FORT LEE, N.J. -- The two sushi chefs bent over the cutting board studiously slicing yellowfin tuna and wrapping seaweed around California rolls are hard at work -- far from the confines of an upscale Japanese restaurant -- behind the full-service seafood counter at the Food Emporium here.
Judging from the boisterous crowd gathered around the sushi counter and numerous excited exclamations of "Oh sushi, my favorite," overhead the day SN visited, the sushi section seemed to be off to a roaring start in this new Food Emporium location opened at the end of April.
"Since we opened, we have had a minimum of two full-time sushi chefs and we usually have four. The station accommodates three; we didn't think there would be a need for four," explained Thomas Fallacaro, Food Emporium's director of seafood sales and merchandising.
White trays of salmon, octopus, crab sticks and shrimp line the clear glass case of ingredients that separates the chefs from their clamoring customers. As eager hands depleted the supplies, the chefs steadily filled the refrigerated case in front of them with sleek black boxes of assorted rolls and elaborate mixed platters.
The overflow from the full-service case goes into a 4-foot section of the 24-foot self-service case in the center of the seafood department. Next to the boxes of sushi are individually wrapped packages of tuna, fluke and other sushi fixings available for adventurous chefs who want to make their own at home.

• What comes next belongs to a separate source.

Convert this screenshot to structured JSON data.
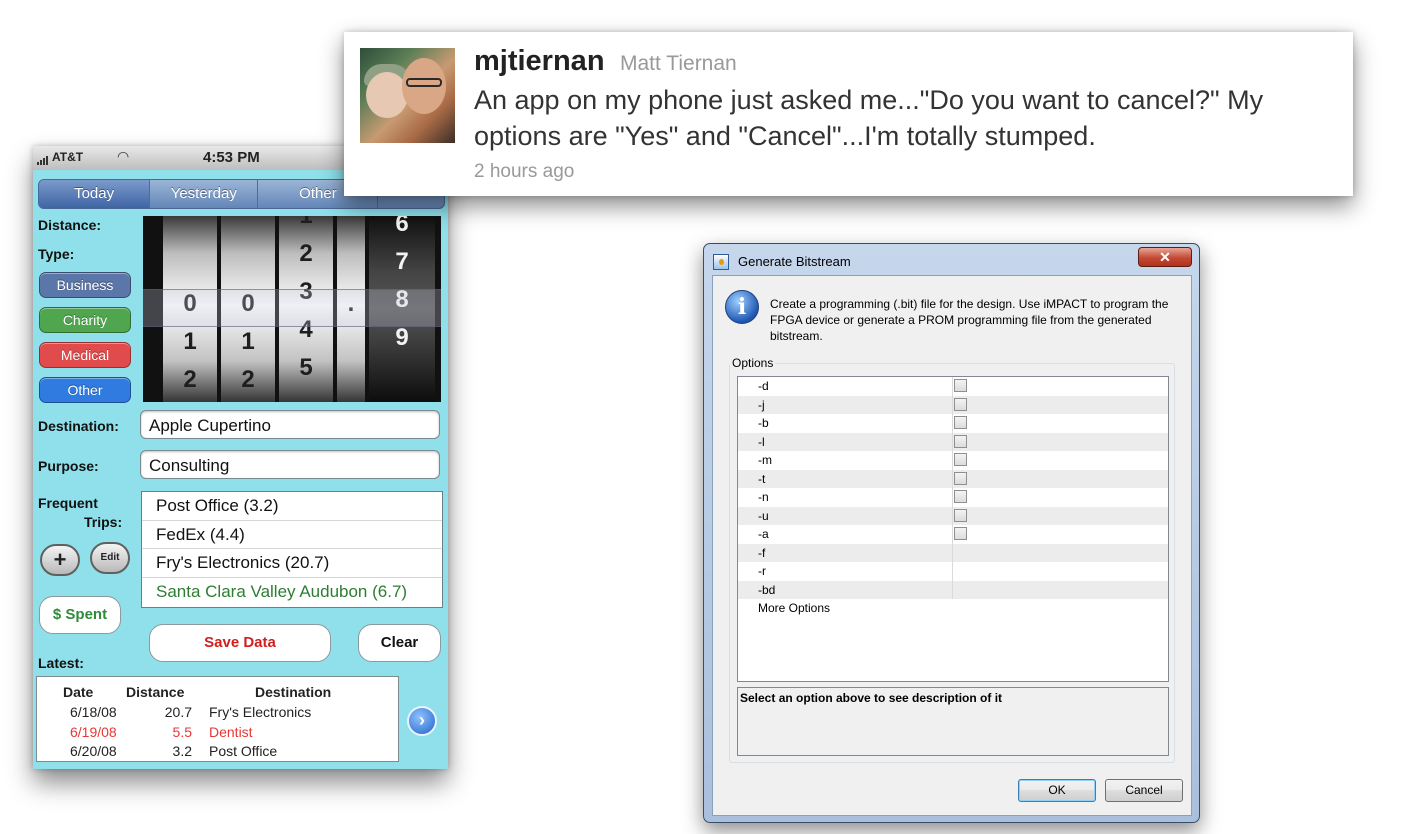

Pale blue sheets, displayed in front of the sushi case, list the menu offerings. And for customers who are not satisfied with what they see or want to try something new, the chefs fill orders on request for old favorites or new creations, according to Fallacaro.
Prices start at $1 a roll and climb to around $13.95 for multiroll assortments.
The sushi program is not yet in Food Emporium's 35 other locations, according to Fallacaro, but its success here could lead to the opening of sushi bars in other stores in the near future.
"It's trendy, it's upscale and it's tasty," noted Fallacaro of sushi's selling points. "And there's obviously a demand for it."
The seafood department's Japanese offerings even extend beyond sushi into imported frozen products, like seafood dumplings, squid cakes, fish balls, codfish roe and imported shrimp and crab displayed in their own 6-foot Japanese seafood section of the frozen self-service case.
More Japanese flavors, in the form of entrees like salmon teriyaki, spill over into prepackaged entrees in the self-service case and are also part of Food Emporium's new Outgoing Chef HMR program.
Eight feet of the full-service seafood case is devoted to the new program, which turns out such entrees as crab cakes with Creole mustard, salmon with sesame crust, Cajun tuna with mango and grilled swordfish with red peppers.
The recipes are tested in the kitchen of the Food Emporium's pilot Eastchester store, in Westchester, N.Y., before being standardized in writing for future use in other stores, according to Fallacaro. The program's head chef is a graduate of the renown Culinary Institute of America.
Launched about nine months ago in roughly half a dozen stores, the Outgoing Chef program's goal is to provide Food Emporium's customers with restaurant-quality meals, according to Fallacaro.
Before diving into the current program "we had value-added items such as raw stuffed fillets, but we weren't doing much in the way of cooking, yet we were always into further merchandising the items to expand their value."
Fallacaro added that his customers can also buy raw seafood, chosen from a selection of 132 seasonally-rotating species, that can be grilled, broiled, sauteed or cooked with any other method of their choice while they shop.
"We have taste testing available to customers and they tell us what's marketable," noted Fallacaro when asked how Food Emporium chooses its recipes.
Items from the Outgoing Chef program are also cross marketed with sauces near the deli and regularly featured in the store circular.
Other meal-solution ideas at the full-service case include a large variety of seafood sausages. Made without preservatives, according to Fallacaro, these herb-flecked curls of sausage range in color from pale yellow to bright orange and come in Italian, hot Italian and lemon pepper flavors.
Fallacaro noted that these varieties, unlike many seafood sausages, were made from chunks of seafood that have never been ground. "All three are made with whole pieces of Ecuador shrimp, small scallops, farm-raised salmon and cod fillet with a blend of seasonings," he explained.
In the case alongside the sausages is another unusual seafood-based meat replacement: a mound of bright-orange ground salmon. Fallacaro suggested that it could be used in a burger or a loaf and Frank Milillo, a meat and seafood merchandiser, said that sales had been so good he wagered that the department could have turned inventory on the salmon 100 times in four days.
The availability of such a wide selection of seafood meal solutions has helped boost Food Emporium's full-service seafood sales up to what Fallacaro estimates to be 75% to 80% of the store's total seafood sales.